Apple’s reality in Cupertino has changed. Donald Trump does not want to play nice with companies that he perceives to be exporting jobs. He would like companies like Apple to bring manufacturing jobs back from China to the USA. Apple may have to pay tariffs for phones it makes in China if it wants to sell them in America. Britain’s Easyjet suffered heavy revenue losses because of Brexit in 2016. Presumably, there will be even greater changes to its ability to operate in Europe once Brexit is finalised. Locally, SPEDU made all the newspaper headlines last year as the government took a decision to liquidate BCL mine. All these changes are external to the organisation, which may or may not have any influence in the decision or how it gets implemented. Will Apple change its vision of making great products and focusing on innovation? Probably not! Will it have to change its strategy? Possibly! It just depends on the specific effects of this change and what Apple and others in the technology sector can negotiate with the government. I would think the same would apply to EasyJet. SPEDU needs to intensify its efforts to diversify the region but I do not think anything changes fundamentally in its vision.
Those are major changes. Many other changes happen in the world. They happen almost imperceptibly. Millenials are slowly taking over the workplace and we have generation gaps. People trust Google more than they trust professors, senior managers or “experts”. Buying patterns change. So while we have a golf shop 5 minutes from where I live, I have never bought anything of significant value from it. I buy from South Africa or online from the USA. I choose to not be ripped off just because I live in a small city where there is no big market for golf equipment. Local availability of products and shipping cost are not justification enough to pay higher prices for golf equipment. I have found a way to enable my strategy at the least cost. Like me, all these changes in the world probably affect your organisation.
Should they change your organisation’s vision and your reason for existence? If it is well defined, most likely not. The point is there is no change proof strategy, no magic wand that will allow you to have the right answer in changing times. Strategy is not a hindsight game. It is about keeping your eyes firmly focused on the future while reacting to all that is happening around you. There is a lot that happens from the moment you have signed off your strategy. After all, the cliché goes, “the only constant is change”. It is clear that right now, America is in transition. Europe is in transition. All this will have a major impact on Africa and it will also need to shift position. Countries will either flourish or sink further. How will your organisation react?
If you keep your eye on your strategy, review it, check its cause and effect linkages regularly and are prepared to make choices every day (difficult or otherwise), your organisation is more likely to live a long, happy and healthy life. However, be warned, there are no guarantees! That is except, change will happen!

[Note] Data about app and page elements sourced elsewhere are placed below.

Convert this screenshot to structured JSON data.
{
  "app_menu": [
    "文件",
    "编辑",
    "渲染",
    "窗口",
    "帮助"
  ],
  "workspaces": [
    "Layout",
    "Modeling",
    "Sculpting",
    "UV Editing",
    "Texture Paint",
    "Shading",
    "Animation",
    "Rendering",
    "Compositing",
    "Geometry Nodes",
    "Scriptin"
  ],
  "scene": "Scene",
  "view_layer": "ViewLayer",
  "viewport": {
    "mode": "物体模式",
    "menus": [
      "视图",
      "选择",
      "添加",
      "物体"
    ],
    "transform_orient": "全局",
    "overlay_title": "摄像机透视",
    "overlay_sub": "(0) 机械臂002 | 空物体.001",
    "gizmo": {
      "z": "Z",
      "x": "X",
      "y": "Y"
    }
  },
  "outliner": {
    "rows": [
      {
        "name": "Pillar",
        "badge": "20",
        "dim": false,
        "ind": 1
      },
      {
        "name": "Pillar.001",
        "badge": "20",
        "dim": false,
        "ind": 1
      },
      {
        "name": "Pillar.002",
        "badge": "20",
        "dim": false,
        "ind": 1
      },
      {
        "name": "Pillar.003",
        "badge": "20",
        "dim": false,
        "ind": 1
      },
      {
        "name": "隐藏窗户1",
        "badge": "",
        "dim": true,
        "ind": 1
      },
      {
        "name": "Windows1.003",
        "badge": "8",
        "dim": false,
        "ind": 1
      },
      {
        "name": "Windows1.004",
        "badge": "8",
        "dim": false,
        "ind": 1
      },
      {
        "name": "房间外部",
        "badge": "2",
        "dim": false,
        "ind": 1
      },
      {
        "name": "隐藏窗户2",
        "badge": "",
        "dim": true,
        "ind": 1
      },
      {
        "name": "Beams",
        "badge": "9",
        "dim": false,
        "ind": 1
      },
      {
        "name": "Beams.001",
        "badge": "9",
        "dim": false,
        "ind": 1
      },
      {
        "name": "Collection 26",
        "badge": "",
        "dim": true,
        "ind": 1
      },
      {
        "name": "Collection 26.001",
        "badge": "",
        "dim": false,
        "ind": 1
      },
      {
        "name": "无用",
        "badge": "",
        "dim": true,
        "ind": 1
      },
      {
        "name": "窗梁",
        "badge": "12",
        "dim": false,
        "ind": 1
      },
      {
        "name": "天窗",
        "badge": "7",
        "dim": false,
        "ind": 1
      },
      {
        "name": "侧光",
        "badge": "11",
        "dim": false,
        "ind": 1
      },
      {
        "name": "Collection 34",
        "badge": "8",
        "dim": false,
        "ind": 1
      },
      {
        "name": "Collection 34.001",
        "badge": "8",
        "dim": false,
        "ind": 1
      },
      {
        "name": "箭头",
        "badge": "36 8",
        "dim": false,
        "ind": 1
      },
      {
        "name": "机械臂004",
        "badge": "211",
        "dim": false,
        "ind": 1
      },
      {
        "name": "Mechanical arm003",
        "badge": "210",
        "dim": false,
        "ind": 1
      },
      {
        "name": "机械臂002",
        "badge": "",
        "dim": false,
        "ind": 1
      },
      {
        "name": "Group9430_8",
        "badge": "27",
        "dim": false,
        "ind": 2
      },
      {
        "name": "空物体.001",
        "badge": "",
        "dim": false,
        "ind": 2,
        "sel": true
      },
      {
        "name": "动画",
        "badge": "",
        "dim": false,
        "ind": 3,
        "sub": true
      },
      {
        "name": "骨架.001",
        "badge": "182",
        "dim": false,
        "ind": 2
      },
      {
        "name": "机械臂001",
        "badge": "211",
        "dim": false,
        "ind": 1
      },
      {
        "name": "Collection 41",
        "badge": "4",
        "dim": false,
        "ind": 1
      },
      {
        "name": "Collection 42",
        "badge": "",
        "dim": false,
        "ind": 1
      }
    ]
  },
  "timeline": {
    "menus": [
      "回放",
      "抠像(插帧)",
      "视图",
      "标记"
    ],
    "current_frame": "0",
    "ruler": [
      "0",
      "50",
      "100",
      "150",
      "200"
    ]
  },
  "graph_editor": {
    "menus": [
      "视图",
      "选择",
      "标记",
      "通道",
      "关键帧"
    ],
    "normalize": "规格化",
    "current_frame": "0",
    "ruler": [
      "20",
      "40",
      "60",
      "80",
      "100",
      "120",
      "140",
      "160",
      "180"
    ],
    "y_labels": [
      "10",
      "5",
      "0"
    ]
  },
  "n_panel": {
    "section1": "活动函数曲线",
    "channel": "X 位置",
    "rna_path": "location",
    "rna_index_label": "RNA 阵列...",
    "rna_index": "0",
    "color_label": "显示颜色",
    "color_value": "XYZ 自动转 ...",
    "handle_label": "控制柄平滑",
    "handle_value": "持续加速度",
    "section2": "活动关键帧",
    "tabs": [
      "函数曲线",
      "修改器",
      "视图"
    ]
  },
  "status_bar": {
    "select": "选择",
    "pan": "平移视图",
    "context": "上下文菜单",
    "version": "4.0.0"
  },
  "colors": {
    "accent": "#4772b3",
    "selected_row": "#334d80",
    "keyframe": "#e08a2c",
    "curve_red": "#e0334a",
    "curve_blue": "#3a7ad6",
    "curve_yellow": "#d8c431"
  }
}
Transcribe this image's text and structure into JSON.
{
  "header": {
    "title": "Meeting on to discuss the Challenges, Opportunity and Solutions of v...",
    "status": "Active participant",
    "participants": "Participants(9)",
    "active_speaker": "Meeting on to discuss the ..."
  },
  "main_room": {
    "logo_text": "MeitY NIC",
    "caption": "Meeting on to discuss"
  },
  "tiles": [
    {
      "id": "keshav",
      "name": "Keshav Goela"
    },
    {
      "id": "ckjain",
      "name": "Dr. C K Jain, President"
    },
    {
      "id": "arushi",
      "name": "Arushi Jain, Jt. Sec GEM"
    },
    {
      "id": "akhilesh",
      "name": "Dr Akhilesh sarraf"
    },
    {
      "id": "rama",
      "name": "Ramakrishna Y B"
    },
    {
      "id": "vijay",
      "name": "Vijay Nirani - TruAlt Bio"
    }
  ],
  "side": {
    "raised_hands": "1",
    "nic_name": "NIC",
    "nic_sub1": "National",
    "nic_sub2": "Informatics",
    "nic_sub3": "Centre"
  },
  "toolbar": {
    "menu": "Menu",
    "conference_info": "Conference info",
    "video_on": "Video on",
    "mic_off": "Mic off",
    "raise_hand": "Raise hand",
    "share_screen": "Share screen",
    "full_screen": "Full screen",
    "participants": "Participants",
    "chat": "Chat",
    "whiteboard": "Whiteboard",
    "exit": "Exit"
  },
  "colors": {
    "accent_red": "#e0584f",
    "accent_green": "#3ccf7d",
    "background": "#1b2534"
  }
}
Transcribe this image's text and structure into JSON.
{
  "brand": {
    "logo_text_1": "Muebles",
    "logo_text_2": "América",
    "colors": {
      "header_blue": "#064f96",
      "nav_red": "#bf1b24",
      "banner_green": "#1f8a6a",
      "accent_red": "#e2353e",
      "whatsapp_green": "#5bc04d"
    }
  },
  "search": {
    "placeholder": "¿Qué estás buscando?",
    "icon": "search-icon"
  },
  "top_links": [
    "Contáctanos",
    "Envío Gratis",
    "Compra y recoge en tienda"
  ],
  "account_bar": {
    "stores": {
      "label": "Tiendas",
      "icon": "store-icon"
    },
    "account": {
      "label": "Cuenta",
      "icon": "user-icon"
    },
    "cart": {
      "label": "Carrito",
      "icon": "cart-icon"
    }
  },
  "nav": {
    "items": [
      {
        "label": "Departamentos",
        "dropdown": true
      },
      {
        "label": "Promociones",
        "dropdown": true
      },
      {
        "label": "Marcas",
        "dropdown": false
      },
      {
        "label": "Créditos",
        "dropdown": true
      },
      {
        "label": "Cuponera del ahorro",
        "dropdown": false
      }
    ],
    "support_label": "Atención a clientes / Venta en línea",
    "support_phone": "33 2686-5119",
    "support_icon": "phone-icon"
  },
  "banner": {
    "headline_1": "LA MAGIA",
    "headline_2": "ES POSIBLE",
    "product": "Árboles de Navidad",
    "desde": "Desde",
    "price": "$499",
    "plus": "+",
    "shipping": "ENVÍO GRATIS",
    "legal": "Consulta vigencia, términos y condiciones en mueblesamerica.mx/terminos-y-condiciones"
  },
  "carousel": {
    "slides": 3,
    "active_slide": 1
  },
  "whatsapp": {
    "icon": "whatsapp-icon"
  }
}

Tapiwa Mugore holds the position of Senior Consultant at InnoLead Consulting offering Management Consultancy and Corporate Training Solutions. He can be contacted on +267 3909102 and email@example.com